Kabul Bank fraud suspects to face trial
KABUL DOZENS of people accused of fraud in the Kabul Bank scandal have been referred to a special tribunal for trial and arrest warrants have been issued, Afghanistan’s attorney general’s office said.
Deputy attorney general Rahmatullah Nazari said his investigations showed that 35 people, including former executives, were involved in the fraud that pushed the institution to the point of collapse in 2010.
The investigations were over and the suspects had been referred to a special tribunal set up by President Hamid Karzai’s order to deal with the case, he said at the weekend.
The attorney general’s office was demanding that the alleged culprits — including a former central bank governor now living in the United States — be punished and fined.
He did not name all the suspects, but said about 14 were now living abroad.
Renamed ‘New Kabul Bank’, the country’s largest private lender was bailed out by Karzai’s administration after its former bosses failed to return $900 million they had secretly taken in off-book loans.
Nazari said that if assets seized from the bank’s former bosses and shareholders — including properties in Dubai — fetched good prices they could raise more than $600 million.
Among the shareholders is a brother of Karzai, Mahmood Karzai, and the brother of his vice president Marshal Mohammad Qasim Fahim.
Nazari said the president’s brother had paid back his debts but a dispute over his shares in the bank had yet to be cleared by a government-run anticorruption body.
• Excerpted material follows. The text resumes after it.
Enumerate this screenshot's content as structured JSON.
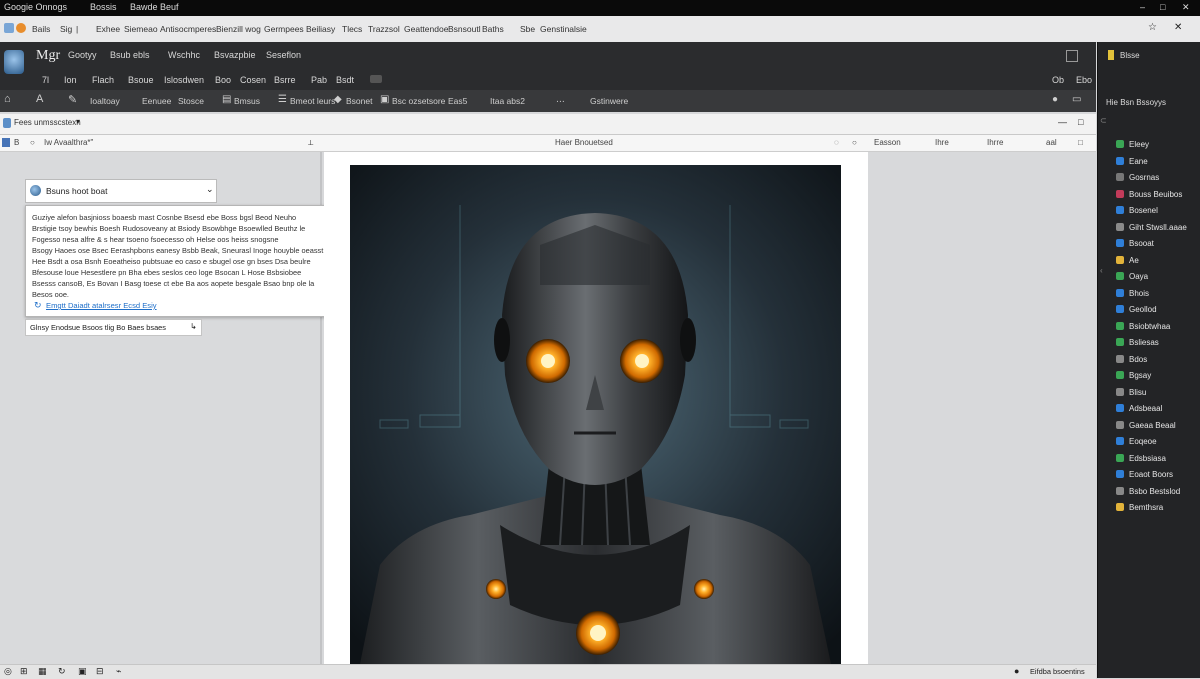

He refused to give details.
In April, the central bank announced plans to sell the Kabul Bank in June. “The plan is to sell it back to the private sector in June,” central bank governor Noorullah Delawari said.
Delawari said another option was for half the shares to be sold to turn the bank into a joint-venture between the government and the private sector.
The sale would take place through a tender process, the central bank chief added.
The Kabul Bank scandal prompted the International Monetary Fund to temporarily suspend hundreds of millions of dollars of international aid to Afghanistan.